Repeat exactly the line that contains "Enumerate this screenshot's" and every line after it, down to the last line of the entries below. Do not include pictures.
:: DATA FOR PROCESSING
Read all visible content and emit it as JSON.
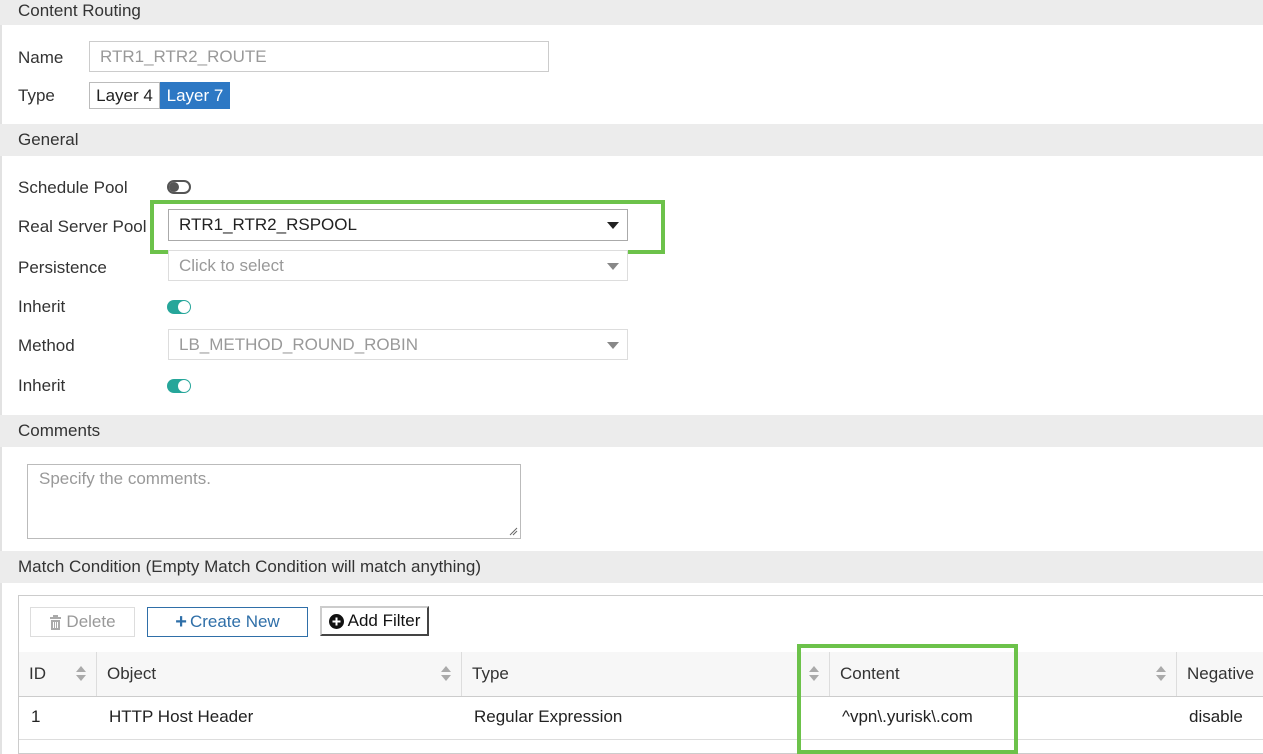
{
  "sections": {
    "content_routing": "Content Routing",
    "general": "General",
    "comments": "Comments",
    "match_condition": "Match Condition (Empty Match Condition will match anything)"
  },
  "form": {
    "name_label": "Name",
    "name_value": "RTR1_RTR2_ROUTE",
    "type_label": "Type",
    "type_options": [
      "Layer 4",
      "Layer 7"
    ],
    "type_selected": "Layer 7",
    "schedule_pool_label": "Schedule Pool",
    "schedule_pool_on": false,
    "real_server_pool_label": "Real Server Pool",
    "real_server_pool_value": "RTR1_RTR2_RSPOOL",
    "persistence_label": "Persistence",
    "persistence_placeholder": "Click to select",
    "inherit1_label": "Inherit",
    "inherit1_on": true,
    "method_label": "Method",
    "method_value": "LB_METHOD_ROUND_ROBIN",
    "inherit2_label": "Inherit",
    "inherit2_on": true,
    "comments_placeholder": "Specify the comments."
  },
  "toolbar": {
    "delete_label": "Delete",
    "create_new_label": "Create New",
    "add_filter_label": "Add Filter"
  },
  "table": {
    "headers": [
      "ID",
      "Object",
      "Type",
      "Content",
      "Negative"
    ],
    "rows": [
      {
        "id": "1",
        "object": "HTTP Host Header",
        "type": "Regular Expression",
        "content": "^vpn\\.yurisk\\.com",
        "negative": "disable"
      }
    ]
  },
  "colors": {
    "highlight_green": "#6cc24a",
    "toggle_on": "#26a69a",
    "selected_blue": "#2d78c4",
    "create_button_blue": "#2f6fa8"
  }
}
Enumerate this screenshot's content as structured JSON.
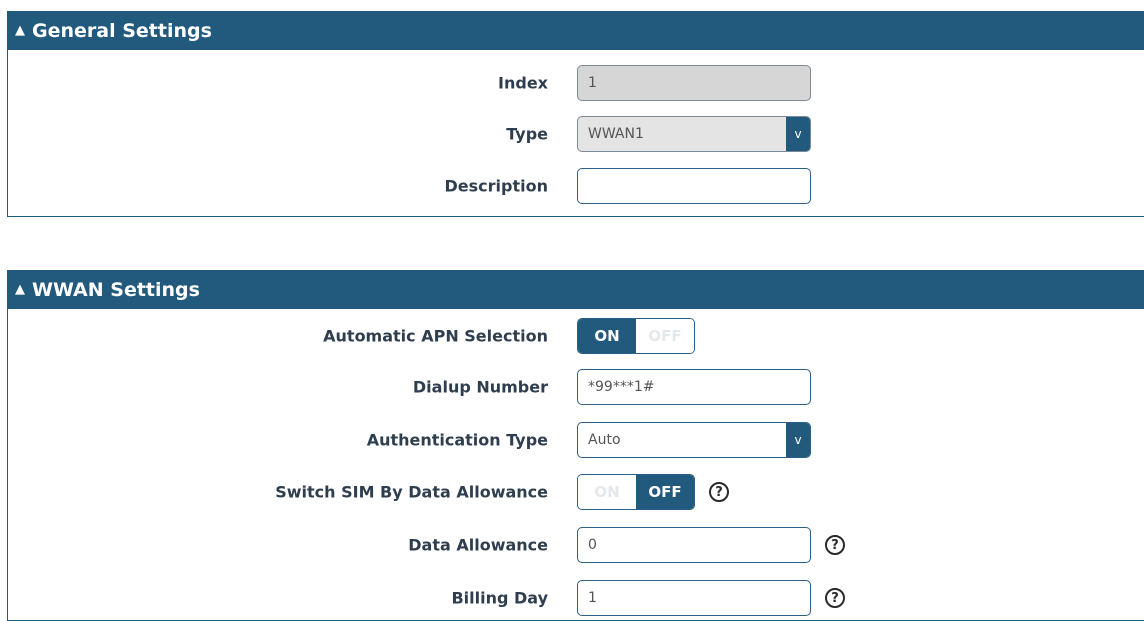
{
  "general": {
    "title": "General Settings",
    "index_label": "Index",
    "index_value": "1",
    "type_label": "Type",
    "type_value": "WWAN1",
    "description_label": "Description",
    "description_value": ""
  },
  "wwan": {
    "title": "WWAN Settings",
    "auto_apn_label": "Automatic APN Selection",
    "auto_apn_on": "ON",
    "auto_apn_off": "OFF",
    "auto_apn_state": "on",
    "dialup_label": "Dialup Number",
    "dialup_value": "*99***1#",
    "auth_label": "Authentication Type",
    "auth_value": "Auto",
    "switch_sim_label": "Switch SIM By Data Allowance",
    "switch_sim_on": "ON",
    "switch_sim_off": "OFF",
    "switch_sim_state": "off",
    "data_allowance_label": "Data Allowance",
    "data_allowance_value": "0",
    "billing_day_label": "Billing Day",
    "billing_day_value": "1"
  },
  "icons": {
    "caret": "chevron-up-icon",
    "select_arrow": "chevron-down-icon",
    "help": "help-icon"
  },
  "colors": {
    "header_bg": "#225a7e",
    "toggle_active": "#225a7e"
  }
}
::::
#### EXERCISE OUTPUT:
Enumerate this screenshot's content as structured JSON.
{
  "general": {
    "title": "General Settings",
    "index_label": "Index",
    "index_value": "1",
    "type_label": "Type",
    "type_value": "WWAN1",
    "description_label": "Description",
    "description_value": ""
  },
  "wwan": {
    "title": "WWAN Settings",
    "auto_apn_label": "Automatic APN Selection",
    "auto_apn_on": "ON",
    "auto_apn_off": "OFF",
    "auto_apn_state": "on",
    "dialup_label": "Dialup Number",
    "dialup_value": "*99***1#",
    "auth_label": "Authentication Type",
    "auth_value": "Auto",
    "switch_sim_label": "Switch SIM By Data Allowance",
    "switch_sim_on": "ON",
    "switch_sim_off": "OFF",
    "switch_sim_state": "off",
    "data_allowance_label": "Data Allowance",
    "data_allowance_value": "0",
    "billing_day_label": "Billing Day",
    "billing_day_value": "1"
  },
  "icons": {
    "caret": "chevron-up-icon",
    "select_arrow": "chevron-down-icon",
    "help": "help-icon"
  },
  "colors": {
    "header_bg": "#225a7e",
    "toggle_active": "#225a7e"
  }
}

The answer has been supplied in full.